Genome editing of CCR5 by AsCpf1 renders CD4+T cells resistance to HIV-1 infection

Published on 2020-07-09T05:23:20Z (GMT) by
Abstract Background The chemokine receptor CCR5 is one of the co-receptor of HIV-1 infection. People with homozygous CCR5Δ32 deletion resist HIV-1 infection, which makes the CCR5 an important target for HIV-1 gene therapy. Although the CRISPR/Cas9 has ever been used for HIV-1 study, the newly developed CRISPR/AsCpf1 has never been utilized in HIV-1 co-receptor disruption. The CRISPR/Cpf1 system shows many advantages over CRISPR/Cas9, such as lower off-target, small size of nuclease, easy sgRNA design for multiplex gene editing, etc. Therefore, the CRISPR/Cpf1 mediated gene editing will confer a more specific and safe strategy in HIV-1 co-receptor disruption. Results Here, we demonstrated that CRISPR/AsCpf1 could ablate the main co-receptor of HIV-1 infection-CCR5 efficiently with two screened sgRNAs via different delivery strategies (lentivirus, adenovirus). The edited cells resisted R5-tropic HIV-1 infection but not X4-tropic HIV-1 infection compared with the control group in different cell types of HIV-1 study (, SupT1-R5, Primary CD4+T cells). Meanwhile, the edited cells exhibited selective advantage over unedited cells while under the pressure of R5-tropic HIV-1. Furthermore, we clarified that the predicted off-target sites of selected sgRNAs were very limited, which is much less than regular using sgRNAs for CRISPR/Cas9, and no evident off-target was observed. We also showed that the disruption of CCR5 by CRISPR/AsCpf1 took no effects on cell proliferation and apoptosis. Conclusions Our study provides a basis for a possible application of CCR5-targeting gene editing by CRISPR/AsCpf1 with high specific sgRNAs against HIV-1 infection.
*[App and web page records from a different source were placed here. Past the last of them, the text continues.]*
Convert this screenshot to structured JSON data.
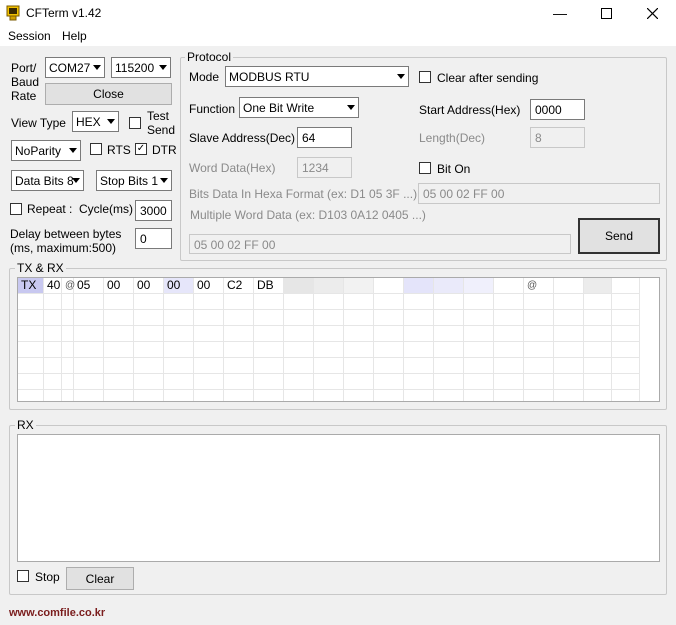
{
  "window": {
    "title": "CFTerm v1.42"
  },
  "menu": [
    "Session",
    "Help"
  ],
  "port": {
    "label": [
      "Port/",
      "Baud",
      "Rate"
    ],
    "port_value": "COM27",
    "baud_value": "115200",
    "close_label": "Close"
  },
  "view_type": {
    "label": "View Type",
    "value": "HEX"
  },
  "test_send": {
    "label": [
      "Test",
      "Send"
    ],
    "checked": false
  },
  "parity": {
    "value": "NoParity"
  },
  "rts": {
    "label": "RTS",
    "checked": false
  },
  "dtr": {
    "label": "DTR",
    "checked": true
  },
  "data_bits": {
    "value": "Data Bits 8"
  },
  "stop_bits": {
    "value": "Stop Bits 1"
  },
  "repeat": {
    "label": "Repeat :",
    "checked": false,
    "cycle_label": "Cycle(ms)",
    "cycle_value": "3000"
  },
  "delay": {
    "label": [
      "Delay between bytes",
      "(ms, maximum:500)"
    ],
    "value": "0"
  },
  "protocol": {
    "group_label": "Protocol",
    "mode_label": "Mode",
    "mode_value": "MODBUS RTU",
    "clear_after_sending": {
      "label": "Clear after sending",
      "checked": false
    },
    "function_label": "Function",
    "function_value": "One Bit Write",
    "start_address_label": "Start Address(Hex)",
    "start_address_value": "0000",
    "slave_address_label": "Slave Address(Dec)",
    "slave_address_value": "64",
    "length_label": "Length(Dec)",
    "length_value": "8",
    "word_data_label": "Word Data(Hex)",
    "word_data_value": "1234",
    "bit_on": {
      "label": "Bit On",
      "checked": false
    },
    "bits_data_label": "Bits Data In Hexa Format (ex: D1 05 3F ...)",
    "bits_data_value": "05 00 02 FF 00",
    "multi_word_label": "Multiple Word Data (ex: D103 0A12 0405 ...)",
    "output_value": "05 00 02 FF 00",
    "send_label": "Send"
  },
  "txrx": {
    "group_label": "TX & RX",
    "row": [
      "TX",
      "40",
      "@",
      "05",
      "00",
      "00",
      "00",
      "00",
      "C2",
      "DB",
      "",
      "",
      "",
      "",
      "",
      "",
      "",
      "",
      "@",
      "",
      "",
      ""
    ]
  },
  "rx": {
    "group_label": "RX",
    "stop": {
      "label": "Stop",
      "checked": false
    },
    "clear_label": "Clear"
  },
  "footer": {
    "url": "www.comfile.co.kr"
  },
  "colors": {
    "highlight": "#c8c8f0",
    "footer_text": "#7a1d1d"
  }
}
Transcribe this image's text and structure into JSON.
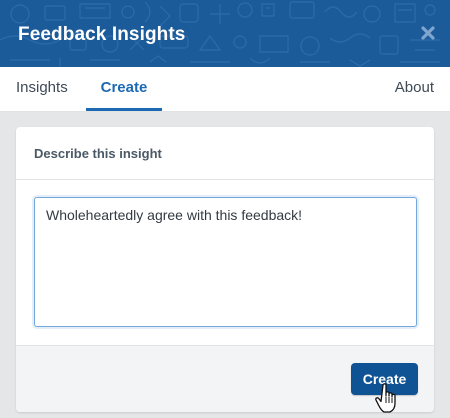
{
  "header": {
    "title": "Feedback Insights",
    "close_icon": "close-icon",
    "background_color": "#1c5b9a"
  },
  "tabs": [
    {
      "label": "Insights",
      "active": false
    },
    {
      "label": "Create",
      "active": true
    },
    {
      "label": "About",
      "active": false
    }
  ],
  "form": {
    "section_title": "Describe this insight",
    "textarea_value": "Wholeheartedly agree with this feedback!",
    "submit_label": "Create"
  },
  "colors": {
    "accent": "#1d69b4",
    "button": "#105394"
  }
}
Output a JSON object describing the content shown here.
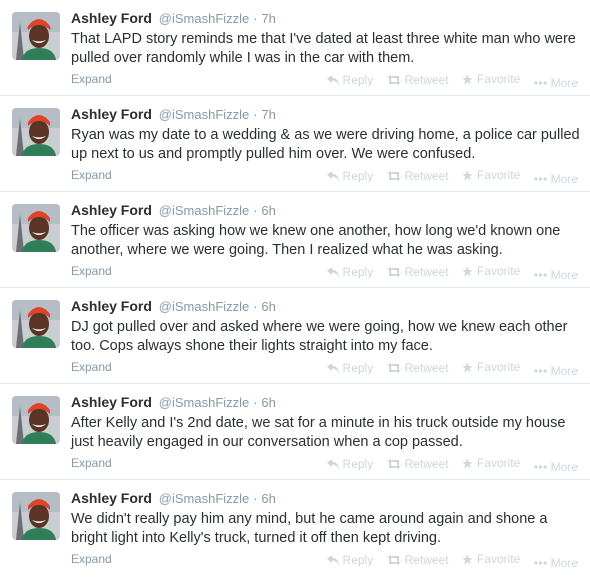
{
  "author": {
    "name": "Ashley Ford",
    "handle": "@iSmashFizzle",
    "separator": "·"
  },
  "actions": {
    "expand": "Expand",
    "reply": "Reply",
    "retweet": "Retweet",
    "favorite": "Favorite",
    "more": "More"
  },
  "colors": {
    "text": "#292f33",
    "muted": "#8899a6",
    "action_muted": "#ccd6dd",
    "divider": "#e1e8ed"
  },
  "tweets": [
    {
      "time": "7h",
      "text": "That LAPD story reminds me that I've dated at least three white man who were pulled over randomly while I was in the car with them."
    },
    {
      "time": "7h",
      "text": "Ryan was my date to a wedding & as we were driving home, a police car pulled up next to us and promptly pulled him over. We were confused."
    },
    {
      "time": "6h",
      "text": "The officer was asking how we knew one another, how long we'd known one another, where we were going. Then I realized what he was asking."
    },
    {
      "time": "6h",
      "text": "DJ got pulled over and asked where we were going, how we knew each other too. Cops always shone their lights straight into my face."
    },
    {
      "time": "6h",
      "text": "After Kelly and I's 2nd date, we sat for a minute in his truck outside my house just heavily engaged in our conversation when a cop passed."
    },
    {
      "time": "6h",
      "text": "We didn't really pay him any mind, but he came around again and shone a bright light into Kelly's truck, turned it off then kept driving."
    }
  ]
}
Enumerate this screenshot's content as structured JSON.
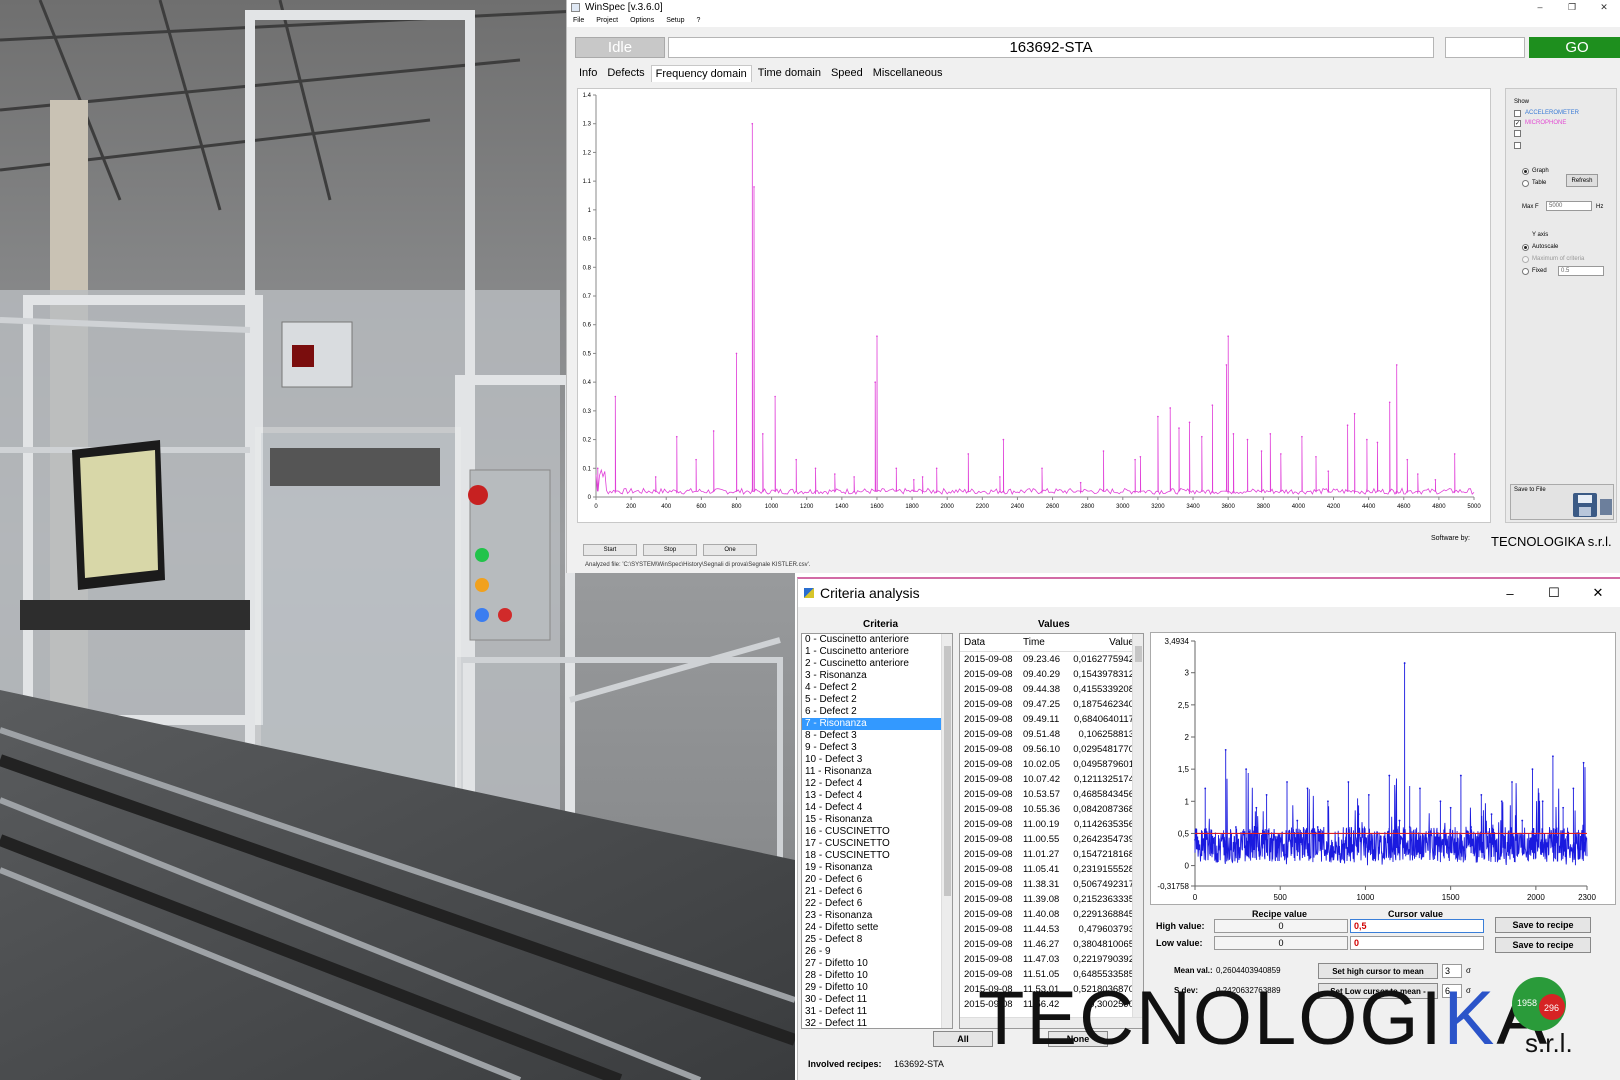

Cite this collection

Liu, Zhepeng; Liang, Jin; Chen, Shuliang; Wang, Kewu; Liu, Xianhao; Liu, Beibei; et al. (2020): Genome editing of CCR5 by AsCpf1 renders CD4+T cells resistance to HIV-1 infection. figshare. Collection.